Tag Archive | British food

More Memorable British Meals


On my annual treks to England to visit my mum, I take every opportunity to enjoy the British cooking.  Snide comments and even entire comedy routines focus on the idea that the English do not have good food.  This concept is a myth, probably born of xenophobia.  Anglo food is wonderful!  I always look for a chance to get in at least one Full English Breakfast.  This meal follows a similar formula no matter where it is served in the United Kingdom.  The name is merely modified to suit the locale:  English, Irish, Scottish or Welsh, and occasionally adapted to local traditions.

The basic menu is two eggs, usually fried sunny side up, or any way the diner desires, toast (lots of toast!) with butter and jams, sausage, the bacon of the UK which more closely resembles Canadian bacon than the American sort, baked beans, potatoes either fried or made into hash browns, grilled mushrooms and grilled tomato.  This is accompanied by pots of tea or coffee and some fruit juice.  The full breakfast is the staple of bed and breakfast morning fare.

More often in Scotland, Ireland and Wales I have been offered black pudding as well, which is blood sausage. Some turn their noses up at black pudding but I enjoy it, especially soaked in juice from the baked beans. The full breakfast is sometimes cooked completely on a grill (except for the beans) and features thick slices of grilled bread instead of toast.  Grilling the bread also is more common outside of England.

The Full English Breakfast pictured above was served at a lovely bed and breakfast, the Denewood Hotel, in Boscombe near Bournemouth.  Black pudding was not in the offerings there.


For me, a visit of Britain is not complete without a roast lamb dinner.  Lamb is not so popular or well known here in America, although excellent fresh New Zealand lamb and locally sourced lamb is readily available to us.  The best lamb is young, before it develops the strong smell of mutton.  Nothing can beat good, young lamb for flavor and tenderness.  It is truly delicious!  To purchase the best lamb, choose smaller-sized cuts.

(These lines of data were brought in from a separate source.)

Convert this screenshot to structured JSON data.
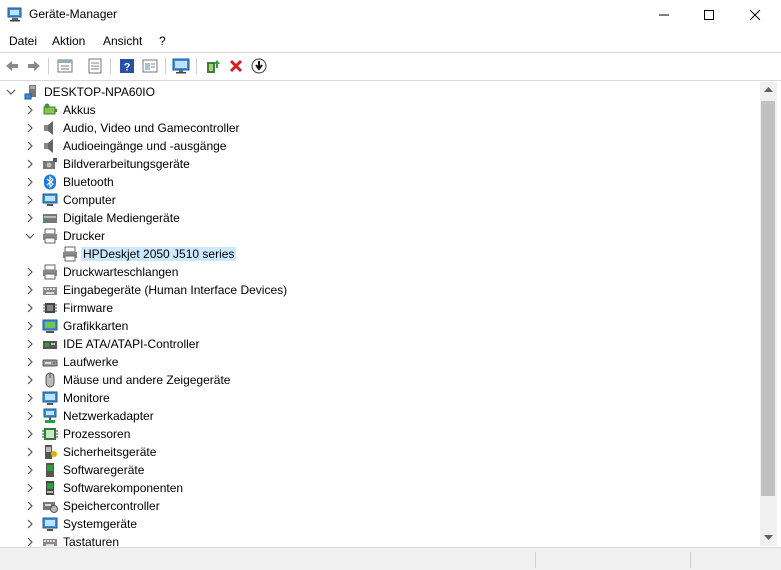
{
  "window": {
    "title": "Geräte-Manager"
  },
  "menu": [
    "Datei",
    "Aktion",
    "Ansicht",
    "?"
  ],
  "toolbar": [
    "back-icon",
    "forward-icon",
    "properties-icon",
    "list-view-icon",
    "help-icon",
    "device-view-icon",
    "monitor-scan-icon",
    "update-driver-icon",
    "uninstall-icon",
    "download-icon"
  ],
  "tree": {
    "root": "DESKTOP-NPA60IO",
    "items": [
      {
        "label": "Akkus",
        "icon": "battery-icon"
      },
      {
        "label": "Audio, Video und Gamecontroller",
        "icon": "speaker-icon"
      },
      {
        "label": "Audioeingänge und -ausgänge",
        "icon": "speaker-icon"
      },
      {
        "label": "Bildverarbeitungsgeräte",
        "icon": "camera-icon"
      },
      {
        "label": "Bluetooth",
        "icon": "bluetooth-icon"
      },
      {
        "label": "Computer",
        "icon": "computer-icon"
      },
      {
        "label": "Digitale Mediengeräte",
        "icon": "media-device-icon"
      },
      {
        "label": "Drucker",
        "icon": "printer-icon",
        "expanded": true
      },
      {
        "label": "HPDeskjet 2050 J510 series",
        "icon": "printer-icon",
        "child": true,
        "selected": true
      },
      {
        "label": "Druckwarteschlangen",
        "icon": "printer-icon"
      },
      {
        "label": "Eingabegeräte (Human Interface Devices)",
        "icon": "keyboard-icon"
      },
      {
        "label": "Firmware",
        "icon": "chip-icon"
      },
      {
        "label": "Grafikkarten",
        "icon": "display-adapter-icon"
      },
      {
        "label": "IDE ATA/ATAPI-Controller",
        "icon": "controller-icon"
      },
      {
        "label": "Laufwerke",
        "icon": "drive-icon"
      },
      {
        "label": "Mäuse und andere Zeigegeräte",
        "icon": "mouse-icon"
      },
      {
        "label": "Monitore",
        "icon": "monitor-icon"
      },
      {
        "label": "Netzwerkadapter",
        "icon": "network-icon"
      },
      {
        "label": "Prozessoren",
        "icon": "processor-icon"
      },
      {
        "label": "Sicherheitsgeräte",
        "icon": "security-icon"
      },
      {
        "label": "Softwaregeräte",
        "icon": "software-device-icon"
      },
      {
        "label": "Softwarekomponenten",
        "icon": "software-component-icon"
      },
      {
        "label": "Speichercontroller",
        "icon": "storage-controller-icon"
      },
      {
        "label": "Systemgeräte",
        "icon": "system-device-icon"
      },
      {
        "label": "Tastaturen",
        "icon": "keyboard-icon"
      }
    ]
  },
  "colors": {
    "selection": "#cce8ff",
    "accent": "#0078d7"
  }
}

Two little leg-of-lamb roasts are a better bet than one large one.  The larger cuts are from older animals and more likely to have a sheep odor.

The British roast typically served includes the slow-roasted meat with its drippings gravy and large pieces of roast potatoes.  b3On the side are massive bowls filled with a wide variety of carefully segregated cooked vegetables including carrots, turnips, parsnips, string beans, peas, squashes and various members of the brassica genus (my favorites are broccoli and savoy cabbage,) and occasionally Yorkshire pudding–pop-overs to us Americans.

After eating my fill of a roast dinner, I can never do justice to the dessert offerings.  Just as well, since I should not have too much sugar.  The roast dinner pictured was served at The Acorn pub and restaurant on The Square in Birchington, England.  Sadly, this establishment will be closing soon as the owners are retiring.  I can also heartily recommend the roast dinner at The Smuggler, another fine old eatery located on the Canterbury Road near the square in Birchington.

Visiting England


This is written from Birchington in Kent, England where I’ve been visiting my mum for the past few days.  I wanted to share a couple of my favorite British foods.  Above are Scotch Eggs.  I LOVE these.  They are not readily available in America, but are so common in England they can be purchased in the cold food cases of small shops, even drug stores.  A Scotch egg is made by wrapping a hard boiled egg in a shell of spiced pork sausage meat.  The meat is lightly breaded and the whole assembly is deep fried until the sausage is cooked.  These eggs may sound peculiar, but believe me, they are delicious!  Eaten warm or cold, two make a very filling lunch or breakfast.DSC02742

Another must meal while I visit Britian is fish and chips.  The country is heavily populated with shops selling breaded, fried fish filet with thick cut potato fries.  The meal can be served to go, wrapped in paper, including old newspaper.  I prefer to eat a nice fish and chips meal at a sit-down restaurant, preferably with a cup of tea.  The meal above was serve with mushy peas, a side dish of dried green peas that have been soaked in soda water overnight and boiled to soften.  They have the taste and consistency of a very thick green pea soup, delicious.  I like my chips seasoned with malt vinegar and salt.  This particular fish and chips meal was at the Bournemouth branch of the Harry Ramsden restaurant chain.  These people know how to do this dish right.  The batter coating is perfect:  light, crispy and no absorbed fat.  My mother swears their chips are the best she’s ever had (and she’s eaten a lot of chips!)